Doll is played by Cyndii Johnson and Priscilla by Claudia Logan and they have fun scenes together dreaming of their mistress’s death and later playing Mrs. Adams and Ross. Johnson especially, makes the most of the great opportunities presented to her, to go from ribald glee at her prospect of freedom to an imperious Queen Charlotte and a prosecution lawyer who knows her way around the block.
The men have even more fun, if that is possible. From a minstrel exaggeration scene to Ralph Adriel Johnson’s Sucky Boy who also plays a button-down defense lawyer. Brandon St. Clair plays Davy, who also assays a rootin’ tootin’ Thomas Jefferson, the King George game show host and a truly frightening Jacky Custis. All of the cast are excellent vocally creating many different characters.
Nance Williamson plays Martha and is reactive throughout much of the play until a final meltdown on the witness stand that is all the more powerful for all the ammo she has banked all night long. Her declaration asserted at the top of her lungs and atop the chair appropriately climaxes the play and Ms. Williamson handles it with dynamism and force.
Best of all is the Ann Dandridge of Britney Simpson, who does not get the wild antics of the dream’s hallucinations but as a half-sister of Martha’s (they have the same father, John Dandridge) becomes the closest enslaved person to the former First Lady, in charge of her care. When questioned about her strength, she replies with a wink, “Good genes.” She soothes Miz Martha, serves her soup, caresses her but also can hold her to account and when challenged deny her service, as she does in one chilling exchange refusing her a glass of spring water. Ms. Simpson is masterful throughout the evening and while we are confronted by and greatly entertained by the rest of the cast, the audience feels the play through Simpson’s Dandridge. I was very moved by her work.

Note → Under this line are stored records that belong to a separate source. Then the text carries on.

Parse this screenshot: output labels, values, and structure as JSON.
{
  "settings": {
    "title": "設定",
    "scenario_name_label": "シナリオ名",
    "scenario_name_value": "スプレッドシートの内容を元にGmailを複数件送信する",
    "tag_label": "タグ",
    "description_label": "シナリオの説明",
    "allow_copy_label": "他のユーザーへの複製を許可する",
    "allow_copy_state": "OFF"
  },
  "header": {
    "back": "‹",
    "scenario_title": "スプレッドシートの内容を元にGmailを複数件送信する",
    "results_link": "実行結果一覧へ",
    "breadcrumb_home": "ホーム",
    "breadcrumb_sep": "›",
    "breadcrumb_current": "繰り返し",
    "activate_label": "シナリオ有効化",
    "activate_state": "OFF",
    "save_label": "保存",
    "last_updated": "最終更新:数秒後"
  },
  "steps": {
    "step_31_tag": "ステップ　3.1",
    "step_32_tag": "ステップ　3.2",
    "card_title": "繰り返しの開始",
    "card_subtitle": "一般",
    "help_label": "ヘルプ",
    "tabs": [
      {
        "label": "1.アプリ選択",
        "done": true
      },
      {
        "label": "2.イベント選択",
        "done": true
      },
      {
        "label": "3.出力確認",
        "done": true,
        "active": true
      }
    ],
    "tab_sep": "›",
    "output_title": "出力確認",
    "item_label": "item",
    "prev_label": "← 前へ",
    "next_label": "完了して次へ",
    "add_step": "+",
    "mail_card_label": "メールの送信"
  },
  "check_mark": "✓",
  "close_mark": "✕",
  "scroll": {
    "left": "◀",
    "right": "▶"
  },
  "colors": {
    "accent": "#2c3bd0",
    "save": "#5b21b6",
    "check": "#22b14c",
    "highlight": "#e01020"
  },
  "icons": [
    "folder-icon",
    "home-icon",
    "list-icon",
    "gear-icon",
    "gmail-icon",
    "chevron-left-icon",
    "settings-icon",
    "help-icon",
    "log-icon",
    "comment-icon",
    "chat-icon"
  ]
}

Special mention must be made of the extraordinary costumes designed by Hahnji Jang. Beautiful, complementary with fresh, fun accents like the Declaration of Independence on Jefferson’s fringed vest’s back and Betsy Ross’s peace sign bottom they work with the play and up the ante on the satirical tactics of confronting injustice with irreverent pop culture. The props designed by Joshua Yocom also worked very well as artifacts of the past and contemporary comment.
Usually, Boscobel House and Gardens in Garrison, which is an hour and a half drive from Albany, is an ideal location to savor a pre-show picnic event. HVSF’s tent was dripping wet and we tiptoed through puddles to enter and circle around the open playing space. The elements of nature abetted the lighting design of Reza Behjat. As the rain poured down, we heard “I just think it’s not very nice to own people.” Just as dusk arrived, the skies cleared and Martha asked an open and cloudless night “You think I’m going to have to answer for this at judgement day?”
“The Most Spectacularly Lamentable Trial of Miz Martha Washington” holds a mirror up to America and the crimes and sins of its past, reveling in the outrageous freedom to call to account our most revered founders. It’s a fantastic play that challenges, amuses and shakes you to respond.
Tickets available at hvshakespeare.org